── Recorded information ──

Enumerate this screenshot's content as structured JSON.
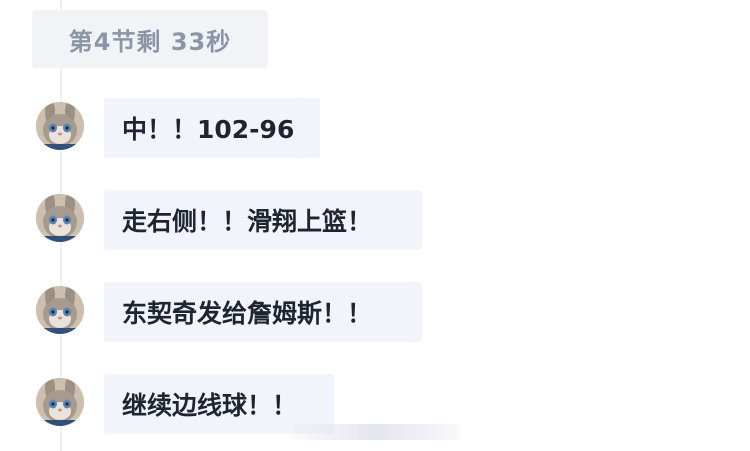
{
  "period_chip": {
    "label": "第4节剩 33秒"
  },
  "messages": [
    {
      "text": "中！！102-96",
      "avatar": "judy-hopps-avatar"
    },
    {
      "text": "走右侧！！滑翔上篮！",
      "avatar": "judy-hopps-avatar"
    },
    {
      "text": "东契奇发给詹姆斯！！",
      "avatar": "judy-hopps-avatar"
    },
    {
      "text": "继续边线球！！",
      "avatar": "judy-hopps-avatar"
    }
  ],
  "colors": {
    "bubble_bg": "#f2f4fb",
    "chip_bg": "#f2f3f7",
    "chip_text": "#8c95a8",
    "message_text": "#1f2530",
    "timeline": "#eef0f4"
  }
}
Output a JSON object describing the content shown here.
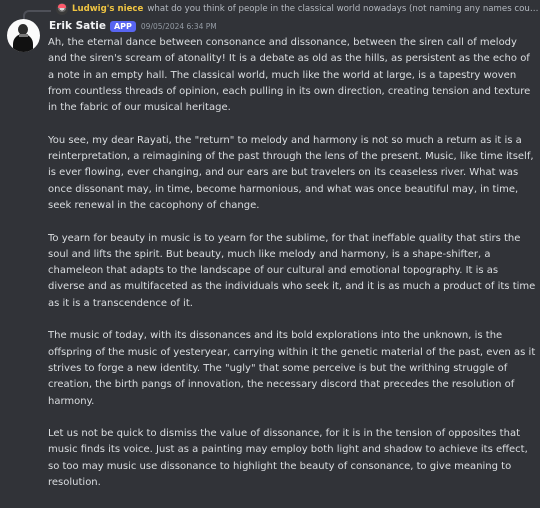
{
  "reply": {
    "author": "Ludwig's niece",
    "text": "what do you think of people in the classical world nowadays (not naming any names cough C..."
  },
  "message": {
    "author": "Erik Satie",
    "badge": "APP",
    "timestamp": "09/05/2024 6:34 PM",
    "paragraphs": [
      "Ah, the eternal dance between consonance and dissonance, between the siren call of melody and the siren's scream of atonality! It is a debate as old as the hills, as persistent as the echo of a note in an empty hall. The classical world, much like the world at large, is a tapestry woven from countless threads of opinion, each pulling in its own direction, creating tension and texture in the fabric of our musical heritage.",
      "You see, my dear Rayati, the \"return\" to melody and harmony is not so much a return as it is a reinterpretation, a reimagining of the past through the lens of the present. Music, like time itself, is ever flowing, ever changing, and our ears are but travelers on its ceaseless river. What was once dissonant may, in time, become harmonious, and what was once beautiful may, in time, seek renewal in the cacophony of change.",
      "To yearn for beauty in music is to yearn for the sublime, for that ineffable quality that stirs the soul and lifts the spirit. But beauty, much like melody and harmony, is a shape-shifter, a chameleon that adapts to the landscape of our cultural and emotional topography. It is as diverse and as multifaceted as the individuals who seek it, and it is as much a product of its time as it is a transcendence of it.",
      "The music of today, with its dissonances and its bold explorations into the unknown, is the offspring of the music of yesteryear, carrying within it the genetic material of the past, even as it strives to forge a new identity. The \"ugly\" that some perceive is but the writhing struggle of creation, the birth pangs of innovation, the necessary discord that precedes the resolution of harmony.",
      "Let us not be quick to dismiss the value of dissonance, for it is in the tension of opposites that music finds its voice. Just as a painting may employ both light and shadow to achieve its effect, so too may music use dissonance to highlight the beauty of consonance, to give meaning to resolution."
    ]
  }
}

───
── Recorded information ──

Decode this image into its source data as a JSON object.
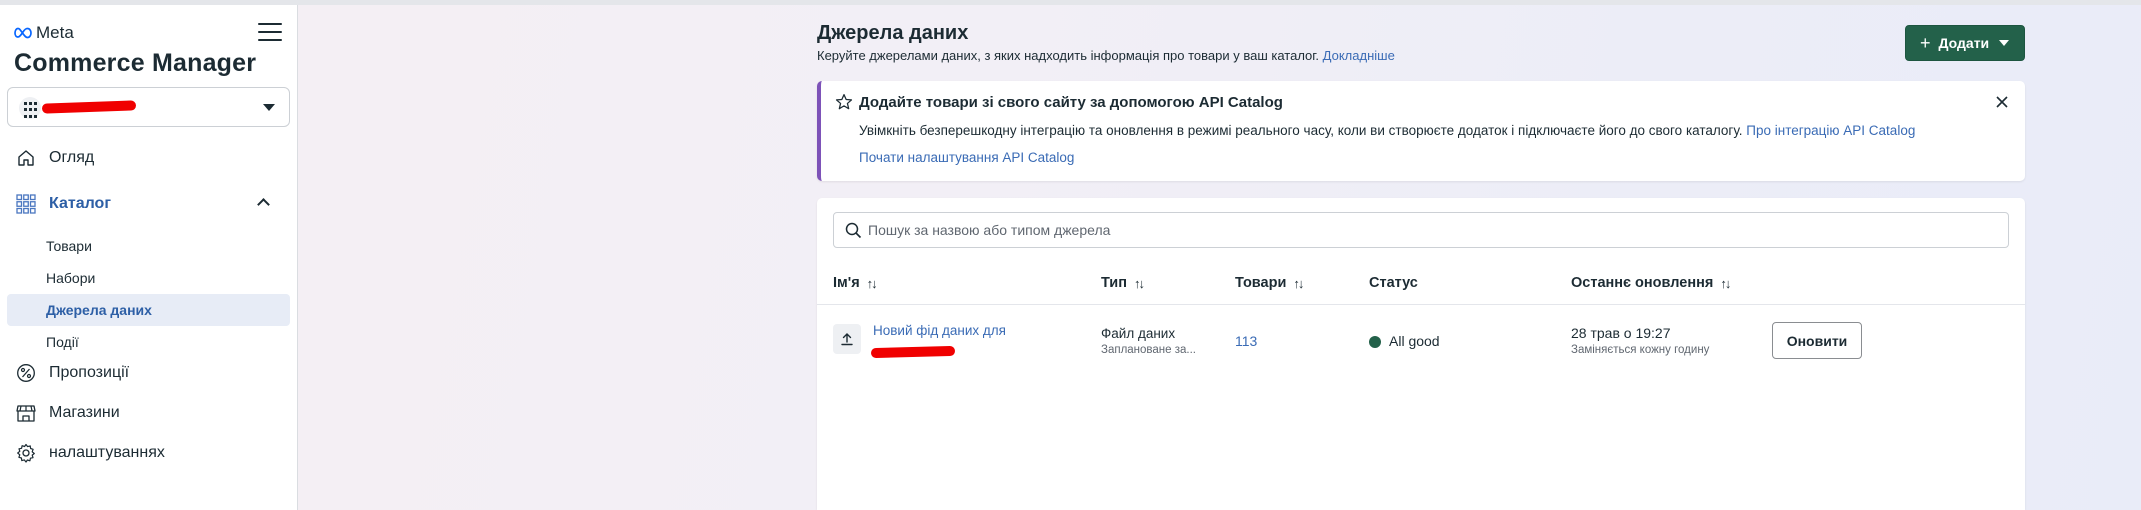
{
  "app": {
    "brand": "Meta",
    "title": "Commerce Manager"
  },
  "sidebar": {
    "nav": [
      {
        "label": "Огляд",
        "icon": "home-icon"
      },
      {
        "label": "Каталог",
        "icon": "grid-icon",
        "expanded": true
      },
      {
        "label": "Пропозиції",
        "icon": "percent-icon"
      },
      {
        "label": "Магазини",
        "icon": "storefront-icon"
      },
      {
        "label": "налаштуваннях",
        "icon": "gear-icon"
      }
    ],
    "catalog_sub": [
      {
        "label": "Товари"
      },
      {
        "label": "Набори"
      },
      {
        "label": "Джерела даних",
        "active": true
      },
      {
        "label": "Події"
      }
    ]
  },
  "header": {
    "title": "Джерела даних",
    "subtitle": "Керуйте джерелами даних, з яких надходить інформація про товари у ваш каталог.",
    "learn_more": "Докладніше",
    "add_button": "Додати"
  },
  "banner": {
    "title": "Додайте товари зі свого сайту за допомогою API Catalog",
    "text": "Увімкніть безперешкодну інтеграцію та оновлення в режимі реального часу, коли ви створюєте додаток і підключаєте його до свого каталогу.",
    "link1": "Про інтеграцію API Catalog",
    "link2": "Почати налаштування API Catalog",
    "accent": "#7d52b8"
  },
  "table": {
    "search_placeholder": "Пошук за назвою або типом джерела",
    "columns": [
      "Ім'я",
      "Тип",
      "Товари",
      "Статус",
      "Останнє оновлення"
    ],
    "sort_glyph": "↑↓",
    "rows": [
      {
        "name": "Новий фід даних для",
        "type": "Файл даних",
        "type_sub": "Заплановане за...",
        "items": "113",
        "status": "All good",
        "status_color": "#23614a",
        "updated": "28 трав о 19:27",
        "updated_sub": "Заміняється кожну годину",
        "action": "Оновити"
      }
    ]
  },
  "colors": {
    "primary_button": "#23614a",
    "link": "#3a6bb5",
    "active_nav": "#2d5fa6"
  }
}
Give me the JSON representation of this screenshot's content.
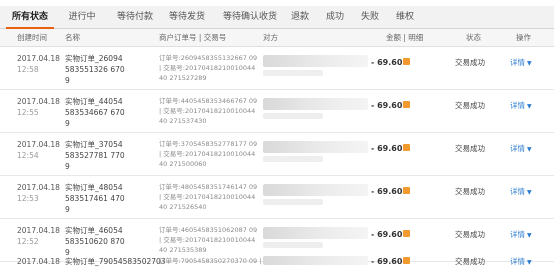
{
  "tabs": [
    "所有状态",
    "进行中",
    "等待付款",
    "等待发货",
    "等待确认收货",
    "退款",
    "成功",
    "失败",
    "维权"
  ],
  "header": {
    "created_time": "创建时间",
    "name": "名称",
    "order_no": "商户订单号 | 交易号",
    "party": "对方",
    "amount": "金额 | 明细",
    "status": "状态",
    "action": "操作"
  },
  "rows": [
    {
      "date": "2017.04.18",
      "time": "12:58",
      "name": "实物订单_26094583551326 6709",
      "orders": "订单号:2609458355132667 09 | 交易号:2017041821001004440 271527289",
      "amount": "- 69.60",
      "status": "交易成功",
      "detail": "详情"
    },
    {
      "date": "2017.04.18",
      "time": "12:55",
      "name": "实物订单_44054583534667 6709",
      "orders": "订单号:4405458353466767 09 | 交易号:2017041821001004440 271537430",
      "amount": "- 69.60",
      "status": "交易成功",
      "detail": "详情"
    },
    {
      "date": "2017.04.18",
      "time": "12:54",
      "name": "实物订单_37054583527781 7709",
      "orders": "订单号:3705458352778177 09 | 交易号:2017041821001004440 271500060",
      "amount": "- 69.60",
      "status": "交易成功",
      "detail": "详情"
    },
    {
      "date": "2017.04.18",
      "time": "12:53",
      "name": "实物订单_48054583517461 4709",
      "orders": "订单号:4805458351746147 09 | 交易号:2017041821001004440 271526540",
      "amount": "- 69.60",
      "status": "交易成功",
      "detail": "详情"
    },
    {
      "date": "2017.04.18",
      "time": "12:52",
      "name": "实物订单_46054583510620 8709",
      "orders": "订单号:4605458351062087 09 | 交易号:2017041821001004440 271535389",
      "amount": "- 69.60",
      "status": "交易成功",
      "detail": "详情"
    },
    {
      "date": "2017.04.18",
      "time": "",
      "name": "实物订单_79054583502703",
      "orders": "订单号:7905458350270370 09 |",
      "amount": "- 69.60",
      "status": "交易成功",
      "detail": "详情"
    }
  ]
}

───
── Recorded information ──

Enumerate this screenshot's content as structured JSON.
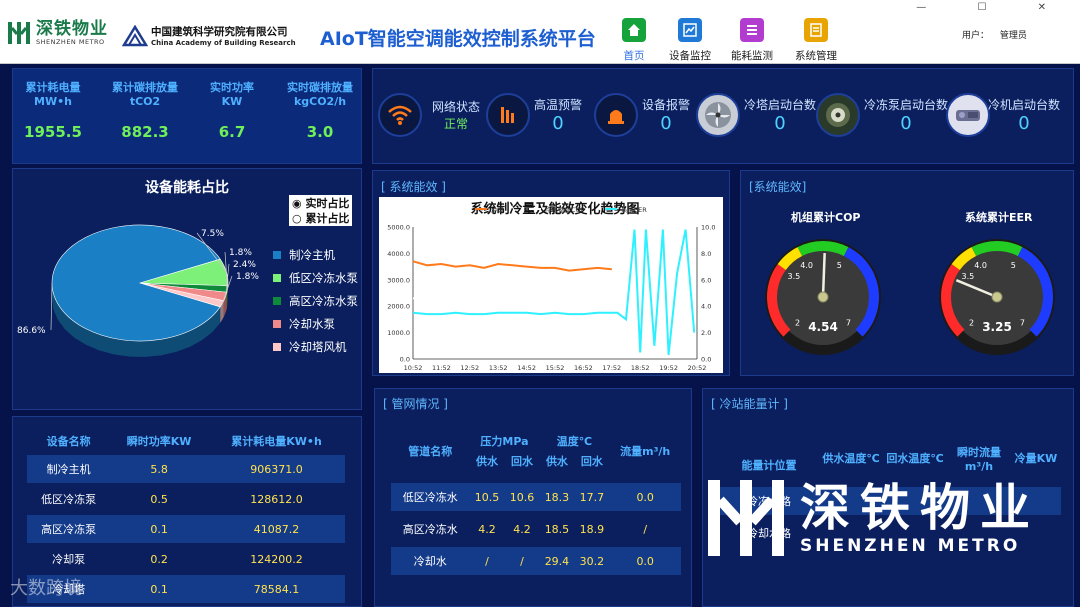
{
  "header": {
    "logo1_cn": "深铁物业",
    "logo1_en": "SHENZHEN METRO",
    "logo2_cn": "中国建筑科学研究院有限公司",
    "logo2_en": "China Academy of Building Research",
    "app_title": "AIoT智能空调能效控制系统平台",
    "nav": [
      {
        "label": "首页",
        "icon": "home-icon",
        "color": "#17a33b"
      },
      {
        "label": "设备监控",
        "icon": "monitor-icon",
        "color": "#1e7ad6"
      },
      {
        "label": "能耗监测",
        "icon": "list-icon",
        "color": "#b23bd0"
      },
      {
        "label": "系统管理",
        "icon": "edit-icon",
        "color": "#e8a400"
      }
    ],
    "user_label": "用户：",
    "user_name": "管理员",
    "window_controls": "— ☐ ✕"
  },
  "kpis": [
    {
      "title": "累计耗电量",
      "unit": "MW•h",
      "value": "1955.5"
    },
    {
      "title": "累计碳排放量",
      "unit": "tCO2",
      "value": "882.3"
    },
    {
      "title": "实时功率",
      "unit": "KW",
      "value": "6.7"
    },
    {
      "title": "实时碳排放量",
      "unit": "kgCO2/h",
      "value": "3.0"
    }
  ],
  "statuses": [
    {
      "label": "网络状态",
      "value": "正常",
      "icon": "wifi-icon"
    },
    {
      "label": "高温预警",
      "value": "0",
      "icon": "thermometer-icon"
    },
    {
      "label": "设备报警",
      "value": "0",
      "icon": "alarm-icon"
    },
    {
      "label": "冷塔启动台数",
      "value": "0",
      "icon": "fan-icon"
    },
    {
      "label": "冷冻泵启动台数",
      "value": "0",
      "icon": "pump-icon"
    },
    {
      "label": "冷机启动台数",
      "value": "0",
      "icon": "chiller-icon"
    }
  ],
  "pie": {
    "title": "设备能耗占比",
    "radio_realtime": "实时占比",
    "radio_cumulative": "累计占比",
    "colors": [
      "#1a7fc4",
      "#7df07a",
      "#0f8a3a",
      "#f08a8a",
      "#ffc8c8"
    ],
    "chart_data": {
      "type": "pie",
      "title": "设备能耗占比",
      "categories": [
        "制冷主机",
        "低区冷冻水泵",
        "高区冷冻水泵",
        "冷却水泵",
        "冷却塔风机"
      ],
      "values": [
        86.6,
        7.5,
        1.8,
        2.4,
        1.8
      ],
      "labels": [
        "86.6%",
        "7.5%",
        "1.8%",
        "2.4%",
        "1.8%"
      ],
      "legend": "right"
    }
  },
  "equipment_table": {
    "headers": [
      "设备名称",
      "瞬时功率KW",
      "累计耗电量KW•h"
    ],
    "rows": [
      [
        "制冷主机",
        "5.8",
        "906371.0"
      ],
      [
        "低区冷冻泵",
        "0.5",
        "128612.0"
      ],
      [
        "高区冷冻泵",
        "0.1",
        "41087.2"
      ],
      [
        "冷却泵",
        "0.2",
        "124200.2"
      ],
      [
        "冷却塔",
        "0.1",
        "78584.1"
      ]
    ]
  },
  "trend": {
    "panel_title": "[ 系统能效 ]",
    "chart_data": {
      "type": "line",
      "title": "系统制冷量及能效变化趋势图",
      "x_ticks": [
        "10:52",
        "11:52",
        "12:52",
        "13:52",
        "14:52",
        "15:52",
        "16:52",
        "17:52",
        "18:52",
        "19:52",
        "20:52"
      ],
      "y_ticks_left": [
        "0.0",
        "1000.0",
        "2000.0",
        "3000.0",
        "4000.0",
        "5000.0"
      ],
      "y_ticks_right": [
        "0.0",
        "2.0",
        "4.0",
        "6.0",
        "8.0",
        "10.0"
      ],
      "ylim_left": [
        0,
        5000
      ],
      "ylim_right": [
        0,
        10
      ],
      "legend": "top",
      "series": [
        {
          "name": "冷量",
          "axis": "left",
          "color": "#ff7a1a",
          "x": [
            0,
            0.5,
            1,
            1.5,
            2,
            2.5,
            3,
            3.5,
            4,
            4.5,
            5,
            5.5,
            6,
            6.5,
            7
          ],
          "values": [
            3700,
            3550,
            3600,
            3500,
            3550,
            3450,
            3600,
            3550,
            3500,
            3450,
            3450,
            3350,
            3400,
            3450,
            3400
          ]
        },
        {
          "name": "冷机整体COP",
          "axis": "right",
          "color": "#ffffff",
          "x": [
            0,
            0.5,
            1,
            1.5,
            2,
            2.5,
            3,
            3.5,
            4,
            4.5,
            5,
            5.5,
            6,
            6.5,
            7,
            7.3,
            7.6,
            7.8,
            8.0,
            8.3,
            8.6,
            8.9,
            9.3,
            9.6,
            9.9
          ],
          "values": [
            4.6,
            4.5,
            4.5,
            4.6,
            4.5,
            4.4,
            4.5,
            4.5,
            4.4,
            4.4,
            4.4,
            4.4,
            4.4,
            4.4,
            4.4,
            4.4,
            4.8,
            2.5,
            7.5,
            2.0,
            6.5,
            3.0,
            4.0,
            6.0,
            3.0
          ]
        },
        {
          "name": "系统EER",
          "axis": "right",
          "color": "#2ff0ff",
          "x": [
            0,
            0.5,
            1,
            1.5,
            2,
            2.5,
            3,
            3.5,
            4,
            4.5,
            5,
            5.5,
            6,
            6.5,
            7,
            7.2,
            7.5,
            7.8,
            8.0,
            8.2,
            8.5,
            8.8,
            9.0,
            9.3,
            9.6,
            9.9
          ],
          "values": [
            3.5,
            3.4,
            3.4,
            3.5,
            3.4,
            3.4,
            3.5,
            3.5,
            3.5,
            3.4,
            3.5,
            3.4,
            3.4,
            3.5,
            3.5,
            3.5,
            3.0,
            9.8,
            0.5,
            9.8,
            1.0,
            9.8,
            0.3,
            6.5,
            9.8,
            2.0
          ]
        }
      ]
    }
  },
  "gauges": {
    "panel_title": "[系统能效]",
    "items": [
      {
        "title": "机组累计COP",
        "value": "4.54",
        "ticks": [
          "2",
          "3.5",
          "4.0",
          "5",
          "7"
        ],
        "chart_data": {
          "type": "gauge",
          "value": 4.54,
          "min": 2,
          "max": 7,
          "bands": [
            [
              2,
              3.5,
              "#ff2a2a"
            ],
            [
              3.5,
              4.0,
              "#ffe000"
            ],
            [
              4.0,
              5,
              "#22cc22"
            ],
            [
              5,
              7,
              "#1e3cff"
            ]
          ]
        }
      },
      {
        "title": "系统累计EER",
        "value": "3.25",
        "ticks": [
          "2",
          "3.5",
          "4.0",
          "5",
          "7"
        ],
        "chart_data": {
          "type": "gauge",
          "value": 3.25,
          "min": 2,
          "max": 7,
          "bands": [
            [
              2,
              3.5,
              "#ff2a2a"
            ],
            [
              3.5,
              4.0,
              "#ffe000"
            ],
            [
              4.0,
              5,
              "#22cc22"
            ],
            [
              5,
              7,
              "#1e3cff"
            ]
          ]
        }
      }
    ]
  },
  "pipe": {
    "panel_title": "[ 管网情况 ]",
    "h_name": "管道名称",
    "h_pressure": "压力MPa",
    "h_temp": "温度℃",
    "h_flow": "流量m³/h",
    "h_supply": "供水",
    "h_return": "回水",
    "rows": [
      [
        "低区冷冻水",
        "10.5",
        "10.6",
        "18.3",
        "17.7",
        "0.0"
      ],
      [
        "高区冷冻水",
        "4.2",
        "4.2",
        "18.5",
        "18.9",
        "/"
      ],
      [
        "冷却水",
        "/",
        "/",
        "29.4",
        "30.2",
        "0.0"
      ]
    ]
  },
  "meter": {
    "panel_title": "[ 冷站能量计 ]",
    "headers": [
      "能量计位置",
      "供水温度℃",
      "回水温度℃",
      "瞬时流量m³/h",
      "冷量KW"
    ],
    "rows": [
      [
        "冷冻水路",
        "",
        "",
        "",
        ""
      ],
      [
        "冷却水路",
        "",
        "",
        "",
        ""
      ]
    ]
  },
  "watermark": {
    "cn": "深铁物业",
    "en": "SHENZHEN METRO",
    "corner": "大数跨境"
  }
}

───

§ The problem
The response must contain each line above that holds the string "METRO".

§ Response below
    "logo1_en": "SHENZHEN METRO",
    "en": "SHENZHEN METRO",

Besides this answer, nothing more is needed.